The problem —
Please write out the complete listing that follows, exactly as it reads.

>>>

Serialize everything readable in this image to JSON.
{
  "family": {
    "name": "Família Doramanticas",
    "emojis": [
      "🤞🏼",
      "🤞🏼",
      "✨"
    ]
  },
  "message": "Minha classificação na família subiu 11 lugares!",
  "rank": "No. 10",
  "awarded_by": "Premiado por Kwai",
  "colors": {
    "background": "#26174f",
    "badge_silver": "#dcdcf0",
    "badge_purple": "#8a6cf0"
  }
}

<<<

Answer space —
Serialize everything readable in this image to JSON.
{
  "family": {
    "name": "Família Doramanticas",
    "emojis": [
      "🤞🏼",
      "🤞🏼",
      "✨"
    ]
  },
  "message": "Minha classificação na família subiu 11 lugares!",
  "rank": "No. 10",
  "awarded_by": "Premiado por Kwai",
  "colors": {
    "background": "#26174f",
    "badge_silver": "#dcdcf0",
    "badge_purple": "#8a6cf0"
  }
}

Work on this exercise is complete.